BEGIN

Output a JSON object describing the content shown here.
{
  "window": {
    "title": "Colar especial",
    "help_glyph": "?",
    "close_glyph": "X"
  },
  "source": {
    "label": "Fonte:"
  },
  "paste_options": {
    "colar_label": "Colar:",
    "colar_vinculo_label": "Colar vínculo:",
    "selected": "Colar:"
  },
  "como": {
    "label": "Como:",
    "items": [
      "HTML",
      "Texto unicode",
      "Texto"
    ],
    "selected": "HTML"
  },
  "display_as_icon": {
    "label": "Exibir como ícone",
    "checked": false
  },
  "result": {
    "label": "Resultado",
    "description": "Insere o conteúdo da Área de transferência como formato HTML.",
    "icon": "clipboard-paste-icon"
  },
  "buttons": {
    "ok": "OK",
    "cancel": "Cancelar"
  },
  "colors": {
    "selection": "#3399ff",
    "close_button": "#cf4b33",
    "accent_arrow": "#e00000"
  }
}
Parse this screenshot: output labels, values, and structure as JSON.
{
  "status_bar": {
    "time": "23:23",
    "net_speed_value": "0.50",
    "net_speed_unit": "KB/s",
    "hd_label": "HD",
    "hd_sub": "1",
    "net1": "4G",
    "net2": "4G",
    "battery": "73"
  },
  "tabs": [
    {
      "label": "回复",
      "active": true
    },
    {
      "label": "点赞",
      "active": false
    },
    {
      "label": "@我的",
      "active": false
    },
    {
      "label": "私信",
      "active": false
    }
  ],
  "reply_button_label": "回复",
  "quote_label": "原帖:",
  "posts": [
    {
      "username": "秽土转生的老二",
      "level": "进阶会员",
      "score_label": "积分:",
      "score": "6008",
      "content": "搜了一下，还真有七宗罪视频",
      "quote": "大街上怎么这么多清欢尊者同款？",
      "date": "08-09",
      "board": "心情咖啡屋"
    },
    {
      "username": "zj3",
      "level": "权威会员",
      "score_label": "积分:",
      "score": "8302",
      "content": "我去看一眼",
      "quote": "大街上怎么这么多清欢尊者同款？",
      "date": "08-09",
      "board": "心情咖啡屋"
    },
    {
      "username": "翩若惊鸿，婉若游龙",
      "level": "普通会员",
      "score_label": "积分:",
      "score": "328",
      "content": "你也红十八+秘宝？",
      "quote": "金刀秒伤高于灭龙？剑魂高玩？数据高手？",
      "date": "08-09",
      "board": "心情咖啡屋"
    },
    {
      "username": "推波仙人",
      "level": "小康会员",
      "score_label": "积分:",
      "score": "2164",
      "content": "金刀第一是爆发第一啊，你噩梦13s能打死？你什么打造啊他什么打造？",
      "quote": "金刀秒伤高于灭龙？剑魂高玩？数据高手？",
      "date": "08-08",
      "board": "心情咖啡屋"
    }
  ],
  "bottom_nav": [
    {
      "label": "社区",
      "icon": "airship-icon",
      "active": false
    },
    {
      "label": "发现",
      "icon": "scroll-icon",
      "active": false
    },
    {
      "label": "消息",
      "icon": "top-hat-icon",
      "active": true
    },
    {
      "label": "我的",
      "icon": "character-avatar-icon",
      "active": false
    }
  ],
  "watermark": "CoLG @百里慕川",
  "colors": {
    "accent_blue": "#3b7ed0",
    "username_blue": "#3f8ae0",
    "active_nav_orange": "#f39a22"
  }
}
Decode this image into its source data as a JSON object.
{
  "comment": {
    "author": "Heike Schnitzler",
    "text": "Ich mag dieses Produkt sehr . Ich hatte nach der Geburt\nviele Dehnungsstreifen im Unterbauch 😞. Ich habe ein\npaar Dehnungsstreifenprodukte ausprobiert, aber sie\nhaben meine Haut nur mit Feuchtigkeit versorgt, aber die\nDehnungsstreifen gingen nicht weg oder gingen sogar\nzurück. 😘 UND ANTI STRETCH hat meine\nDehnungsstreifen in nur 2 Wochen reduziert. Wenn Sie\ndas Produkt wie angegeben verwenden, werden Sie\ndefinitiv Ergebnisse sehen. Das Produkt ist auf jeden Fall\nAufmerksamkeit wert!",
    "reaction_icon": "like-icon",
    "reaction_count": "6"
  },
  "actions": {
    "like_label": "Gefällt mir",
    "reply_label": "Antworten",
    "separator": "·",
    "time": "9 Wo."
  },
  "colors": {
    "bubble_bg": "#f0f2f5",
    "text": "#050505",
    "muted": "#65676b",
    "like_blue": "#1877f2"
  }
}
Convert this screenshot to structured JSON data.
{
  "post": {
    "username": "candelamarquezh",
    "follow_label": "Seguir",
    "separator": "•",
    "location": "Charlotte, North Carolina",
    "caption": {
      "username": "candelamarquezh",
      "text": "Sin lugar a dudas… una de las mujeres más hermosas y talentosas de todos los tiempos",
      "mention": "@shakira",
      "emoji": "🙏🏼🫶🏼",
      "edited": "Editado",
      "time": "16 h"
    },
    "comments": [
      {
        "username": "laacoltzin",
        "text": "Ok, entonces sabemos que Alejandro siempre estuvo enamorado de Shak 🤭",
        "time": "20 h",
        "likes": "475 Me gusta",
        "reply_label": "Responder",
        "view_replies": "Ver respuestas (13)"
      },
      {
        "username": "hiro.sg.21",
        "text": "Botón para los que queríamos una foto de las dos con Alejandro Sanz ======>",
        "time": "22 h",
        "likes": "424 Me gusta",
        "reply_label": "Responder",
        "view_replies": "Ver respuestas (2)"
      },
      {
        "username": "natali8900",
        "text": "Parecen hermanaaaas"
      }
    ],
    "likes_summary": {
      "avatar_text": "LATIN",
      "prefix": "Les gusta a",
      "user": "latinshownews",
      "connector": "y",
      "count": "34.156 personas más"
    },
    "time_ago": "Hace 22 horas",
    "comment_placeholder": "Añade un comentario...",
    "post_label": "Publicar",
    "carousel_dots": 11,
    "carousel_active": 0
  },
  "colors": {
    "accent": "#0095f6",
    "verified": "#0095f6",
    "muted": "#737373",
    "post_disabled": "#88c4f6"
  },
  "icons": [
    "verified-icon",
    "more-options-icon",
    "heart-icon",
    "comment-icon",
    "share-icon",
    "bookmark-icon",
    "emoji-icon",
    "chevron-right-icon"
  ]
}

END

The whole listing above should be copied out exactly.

Output a JSON object describing the content shown here.
{
  "window": {
    "title": "Colar especial",
    "help_glyph": "?",
    "close_glyph": "X"
  },
  "source": {
    "label": "Fonte:"
  },
  "paste_options": {
    "colar_label": "Colar:",
    "colar_vinculo_label": "Colar vínculo:",
    "selected": "Colar:"
  },
  "como": {
    "label": "Como:",
    "items": [
      "HTML",
      "Texto unicode",
      "Texto"
    ],
    "selected": "HTML"
  },
  "display_as_icon": {
    "label": "Exibir como ícone",
    "checked": false
  },
  "result": {
    "label": "Resultado",
    "description": "Insere o conteúdo da Área de transferência como formato HTML.",
    "icon": "clipboard-paste-icon"
  },
  "buttons": {
    "ok": "OK",
    "cancel": "Cancelar"
  },
  "colors": {
    "selection": "#3399ff",
    "close_button": "#cf4b33",
    "accent_arrow": "#e00000"
  }
}
Parse this screenshot: output labels, values, and structure as JSON.
{
  "status_bar": {
    "time": "23:23",
    "net_speed_value": "0.50",
    "net_speed_unit": "KB/s",
    "hd_label": "HD",
    "hd_sub": "1",
    "net1": "4G",
    "net2": "4G",
    "battery": "73"
  },
  "tabs": [
    {
      "label": "回复",
      "active": true
    },
    {
      "label": "点赞",
      "active": false
    },
    {
      "label": "@我的",
      "active": false
    },
    {
      "label": "私信",
      "active": false
    }
  ],
  "reply_button_label": "回复",
  "quote_label": "原帖:",
  "posts": [
    {
      "username": "秽土转生的老二",
      "level": "进阶会员",
      "score_label": "积分:",
      "score": "6008",
      "content": "搜了一下，还真有七宗罪视频",
      "quote": "大街上怎么这么多清欢尊者同款？",
      "date": "08-09",
      "board": "心情咖啡屋"
    },
    {
      "username": "zj3",
      "level": "权威会员",
      "score_label": "积分:",
      "score": "8302",
      "content": "我去看一眼",
      "quote": "大街上怎么这么多清欢尊者同款？",
      "date": "08-09",
      "board": "心情咖啡屋"
    },
    {
      "username": "翩若惊鸿，婉若游龙",
      "level": "普通会员",
      "score_label": "积分:",
      "score": "328",
      "content": "你也红十八+秘宝？",
      "quote": "金刀秒伤高于灭龙？剑魂高玩？数据高手？",
      "date": "08-09",
      "board": "心情咖啡屋"
    },
    {
      "username": "推波仙人",
      "level": "小康会员",
      "score_label": "积分:",
      "score": "2164",
      "content": "金刀第一是爆发第一啊，你噩梦13s能打死？你什么打造啊他什么打造？",
      "quote": "金刀秒伤高于灭龙？剑魂高玩？数据高手？",
      "date": "08-08",
      "board": "心情咖啡屋"
    }
  ],
  "bottom_nav": [
    {
      "label": "社区",
      "icon": "airship-icon",
      "active": false
    },
    {
      "label": "发现",
      "icon": "scroll-icon",
      "active": false
    },
    {
      "label": "消息",
      "icon": "top-hat-icon",
      "active": true
    },
    {
      "label": "我的",
      "icon": "character-avatar-icon",
      "active": false
    }
  ],
  "watermark": "CoLG @百里慕川",
  "colors": {
    "accent_blue": "#3b7ed0",
    "username_blue": "#3f8ae0",
    "active_nav_orange": "#f39a22"
  }
}
Decode this image into its source data as a JSON object.
{
  "comment": {
    "author": "Heike Schnitzler",
    "text": "Ich mag dieses Produkt sehr . Ich hatte nach der Geburt\nviele Dehnungsstreifen im Unterbauch 😞. Ich habe ein\npaar Dehnungsstreifenprodukte ausprobiert, aber sie\nhaben meine Haut nur mit Feuchtigkeit versorgt, aber die\nDehnungsstreifen gingen nicht weg oder gingen sogar\nzurück. 😘 UND ANTI STRETCH hat meine\nDehnungsstreifen in nur 2 Wochen reduziert. Wenn Sie\ndas Produkt wie angegeben verwenden, werden Sie\ndefinitiv Ergebnisse sehen. Das Produkt ist auf jeden Fall\nAufmerksamkeit wert!",
    "reaction_icon": "like-icon",
    "reaction_count": "6"
  },
  "actions": {
    "like_label": "Gefällt mir",
    "reply_label": "Antworten",
    "separator": "·",
    "time": "9 Wo."
  },
  "colors": {
    "bubble_bg": "#f0f2f5",
    "text": "#050505",
    "muted": "#65676b",
    "like_blue": "#1877f2"
  }
}
Convert this screenshot to structured JSON data.
{
  "post": {
    "username": "candelamarquezh",
    "follow_label": "Seguir",
    "separator": "•",
    "location": "Charlotte, North Carolina",
    "caption": {
      "username": "candelamarquezh",
      "text": "Sin lugar a dudas… una de las mujeres más hermosas y talentosas de todos los tiempos",
      "mention": "@shakira",
      "emoji": "🙏🏼🫶🏼",
      "edited": "Editado",
      "time": "16 h"
    },
    "comments": [
      {
        "username": "laacoltzin",
        "text": "Ok, entonces sabemos que Alejandro siempre estuvo enamorado de Shak 🤭",
        "time": "20 h",
        "likes": "475 Me gusta",
        "reply_label": "Responder",
        "view_replies": "Ver respuestas (13)"
      },
      {
        "username": "hiro.sg.21",
        "text": "Botón para los que queríamos una foto de las dos con Alejandro Sanz ======>",
        "time": "22 h",
        "likes": "424 Me gusta",
        "reply_label": "Responder",
        "view_replies": "Ver respuestas (2)"
      },
      {
        "username": "natali8900",
        "text": "Parecen hermanaaaas"
      }
    ],
    "likes_summary": {
      "avatar_text": "LATIN",
      "prefix": "Les gusta a",
      "user": "latinshownews",
      "connector": "y",
      "count": "34.156 personas más"
    },
    "time_ago": "Hace 22 horas",
    "comment_placeholder": "Añade un comentario...",
    "post_label": "Publicar",
    "carousel_dots": 11,
    "carousel_active": 0
  },
  "colors": {
    "accent": "#0095f6",
    "verified": "#0095f6",
    "muted": "#737373",
    "post_disabled": "#88c4f6"
  },
  "icons": [
    "verified-icon",
    "more-options-icon",
    "heart-icon",
    "comment-icon",
    "share-icon",
    "bookmark-icon",
    "emoji-icon",
    "chevron-right-icon"
  ]
}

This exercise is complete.